“I’m a priest at heart. Being a parish priest was all I ever wanted to do,” the bishop-designate said. “I am truly humbled and feel unworthy,” he added, referring to his new appointment from Pope Francis. He currently serves as the fifth bishop of the Diocese of Greensburg, Pennsylvania. He noted that Cleveland has about five times as many people and priests as Greensburg, which makes the task seem a bit daunting.
“I hope the pope chose wisely,” he quipped.
In the Gospel, Bishop Malesic noted that Jesus said: “Come to me, all you who labor and are burdened, and I will give you rest. Take my yoke upon you and learn from me, for I am meek and humble of heart; and you will find rest for yourselves. For my yoke is easy, and my burden light.”
He said we come today looking for comfort from Jesus. “He does the heavy lifting for us,” the bishop said. “We do this work together.”
Each of us faces burdens in our daily lives. For some there are family issues; others may feel ostracized at work and many are fearful of the coronavirus that continues to affect our daily lives..
‘Whatever your burden is, remember we’re yoked to Jesus and just need to ask him for help,” he added.

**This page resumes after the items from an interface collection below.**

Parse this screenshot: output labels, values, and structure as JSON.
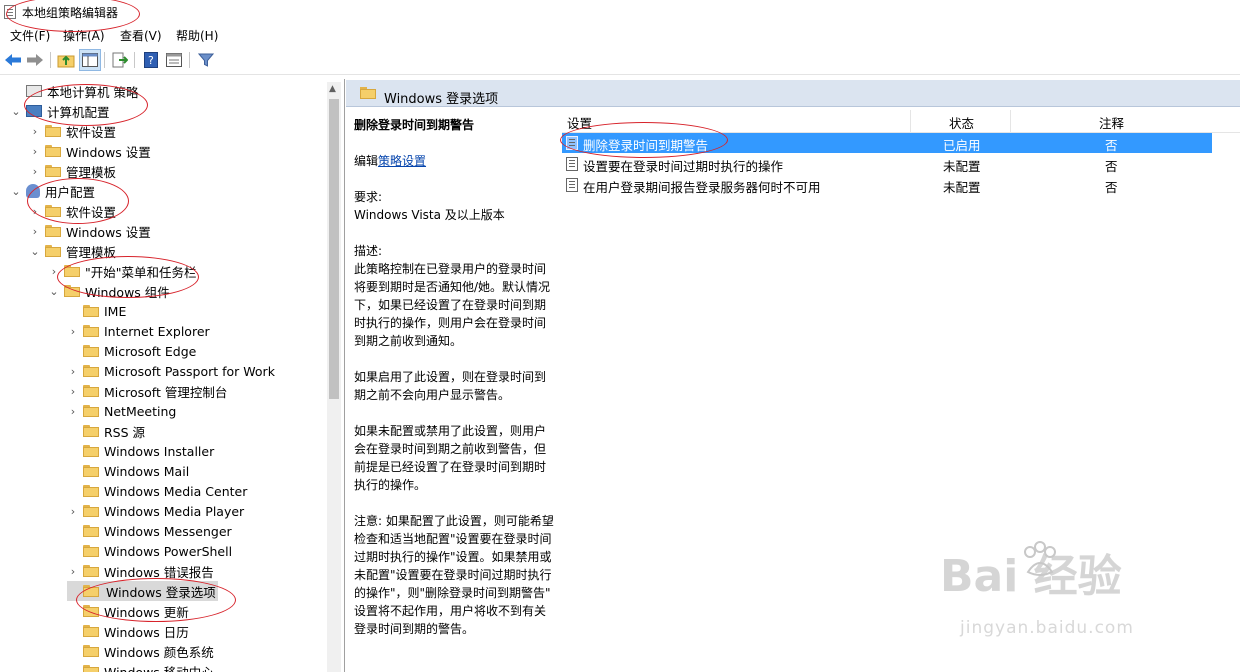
{
  "window": {
    "title": "本地组策略编辑器"
  },
  "menu": [
    "文件(F)",
    "操作(A)",
    "查看(V)",
    "帮助(H)"
  ],
  "tree": [
    {
      "label": "本地计算机 策略",
      "icon": "policy-icon",
      "level": 0,
      "chevron": ""
    },
    {
      "label": "计算机配置",
      "icon": "computer-icon",
      "level": 0,
      "chevron": "open"
    },
    {
      "label": "软件设置",
      "icon": "folder-icon",
      "level": 1,
      "chevron": "closed"
    },
    {
      "label": "Windows 设置",
      "icon": "folder-icon",
      "level": 1,
      "chevron": "closed"
    },
    {
      "label": "管理模板",
      "icon": "folder-icon",
      "level": 1,
      "chevron": "closed"
    },
    {
      "label": "用户配置",
      "icon": "user-icon",
      "level": 0,
      "chevron": "open"
    },
    {
      "label": "软件设置",
      "icon": "folder-icon",
      "level": 1,
      "chevron": "closed"
    },
    {
      "label": "Windows 设置",
      "icon": "folder-icon",
      "level": 1,
      "chevron": "closed"
    },
    {
      "label": "管理模板",
      "icon": "folder-icon",
      "level": 1,
      "chevron": "open"
    },
    {
      "label": "\"开始\"菜单和任务栏",
      "icon": "folder-icon",
      "level": 2,
      "chevron": "closed"
    },
    {
      "label": "Windows 组件",
      "icon": "folder-icon",
      "level": 2,
      "chevron": "open"
    },
    {
      "label": "IME",
      "icon": "folder-icon",
      "level": 3,
      "chevron": ""
    },
    {
      "label": "Internet Explorer",
      "icon": "folder-icon",
      "level": 3,
      "chevron": "closed"
    },
    {
      "label": "Microsoft Edge",
      "icon": "folder-icon",
      "level": 3,
      "chevron": ""
    },
    {
      "label": "Microsoft Passport for Work",
      "icon": "folder-icon",
      "level": 3,
      "chevron": "closed"
    },
    {
      "label": "Microsoft 管理控制台",
      "icon": "folder-icon",
      "level": 3,
      "chevron": "closed"
    },
    {
      "label": "NetMeeting",
      "icon": "folder-icon",
      "level": 3,
      "chevron": "closed"
    },
    {
      "label": "RSS 源",
      "icon": "folder-icon",
      "level": 3,
      "chevron": ""
    },
    {
      "label": "Windows Installer",
      "icon": "folder-icon",
      "level": 3,
      "chevron": ""
    },
    {
      "label": "Windows Mail",
      "icon": "folder-icon",
      "level": 3,
      "chevron": ""
    },
    {
      "label": "Windows Media Center",
      "icon": "folder-icon",
      "level": 3,
      "chevron": ""
    },
    {
      "label": "Windows Media Player",
      "icon": "folder-icon",
      "level": 3,
      "chevron": "closed"
    },
    {
      "label": "Windows Messenger",
      "icon": "folder-icon",
      "level": 3,
      "chevron": ""
    },
    {
      "label": "Windows PowerShell",
      "icon": "folder-icon",
      "level": 3,
      "chevron": ""
    },
    {
      "label": "Windows 错误报告",
      "icon": "folder-icon",
      "level": 3,
      "chevron": "closed"
    },
    {
      "label": "Windows 登录选项",
      "icon": "folder-icon",
      "level": 3,
      "chevron": "",
      "selected": true
    },
    {
      "label": "Windows 更新",
      "icon": "folder-icon",
      "level": 3,
      "chevron": ""
    },
    {
      "label": "Windows 日历",
      "icon": "folder-icon",
      "level": 3,
      "chevron": ""
    },
    {
      "label": "Windows 颜色系统",
      "icon": "folder-icon",
      "level": 3,
      "chevron": ""
    },
    {
      "label": "Windows 移动中心",
      "icon": "folder-icon",
      "level": 3,
      "chevron": ""
    }
  ],
  "right": {
    "header": "Windows 登录选项",
    "policy_title": "删除登录时间到期警告",
    "edit_prefix": "编辑",
    "edit_link": "策略设置",
    "requirement_label": "要求:",
    "requirement": "Windows Vista 及以上版本",
    "description_label": "描述:",
    "description_lines": [
      "此策略控制在已登录用户的登录时间",
      "将要到期时是否通知他/她。默认情况",
      "下，如果已经设置了在登录时间到期",
      "时执行的操作，则用户会在登录时间",
      "到期之前收到通知。",
      "",
      "如果启用了此设置，则在登录时间到",
      "期之前不会向用户显示警告。",
      "",
      "如果未配置或禁用了此设置，则用户",
      "会在登录时间到期之前收到警告，但",
      "前提是已经设置了在登录时间到期时",
      "执行的操作。",
      "",
      "注意: 如果配置了此设置，则可能希望",
      "检查和适当地配置\"设置要在登录时间",
      "过期时执行的操作\"设置。如果禁用或",
      "未配置\"设置要在登录时间过期时执行",
      "的操作\"，则\"删除登录时间到期警告\"",
      "设置将不起作用，用户将收不到有关",
      "登录时间到期的警告。"
    ],
    "columns": {
      "setting": "设置",
      "state": "状态",
      "comment": "注释"
    },
    "rows": [
      {
        "setting": "删除登录时间到期警告",
        "state": "已启用",
        "comment": "否",
        "selected": true
      },
      {
        "setting": "设置要在登录时间过期时执行的操作",
        "state": "未配置",
        "comment": "否"
      },
      {
        "setting": "在用户登录期间报告登录服务器何时不可用",
        "state": "未配置",
        "comment": "否"
      }
    ]
  },
  "watermark": {
    "brand": "Bai  经验",
    "url": "jingyan.baidu.com"
  },
  "colors": {
    "selection": "#3399ff",
    "annotation": "#d7232b",
    "header_bg": "#dbe4f0",
    "tree_selected": "#d9d9d9"
  }
}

Bishop Malesic shared the story of a boy helping his father with yard work. He said the boy was picking up rocks and his father noticed him struggling with a very big, heavy rock.
“I can’t do it,” the boy told his father as he tried to move the rock. The father asked if he had used all of his strength, and the boy said he had.
“No, you didn’t ask me for help,” the father replied.
The two of them working together were able to lift and move the rock, the bishop said, comparing that situation to us asking the Lord – through prayer – for help.
“Lord, it is you who have accomplished all we’ve ever done,” Bishop Malesic said, emphasizing the importance of recognizing God’s strength and asking for his help. He did just that by asking the congregation, “Please pray for me.”
“Thank you for welcoming me here today,” he told those gathered for Mass. “God bless you and those you love.”
Bishop Malesic will be installed at a Mass on Sept. 14 in the cathedral. Until then, Father Don Oleksiak, diocesan administrator, will continue to oversee operations in the diocese.
For more information on the bishop-designate, click here.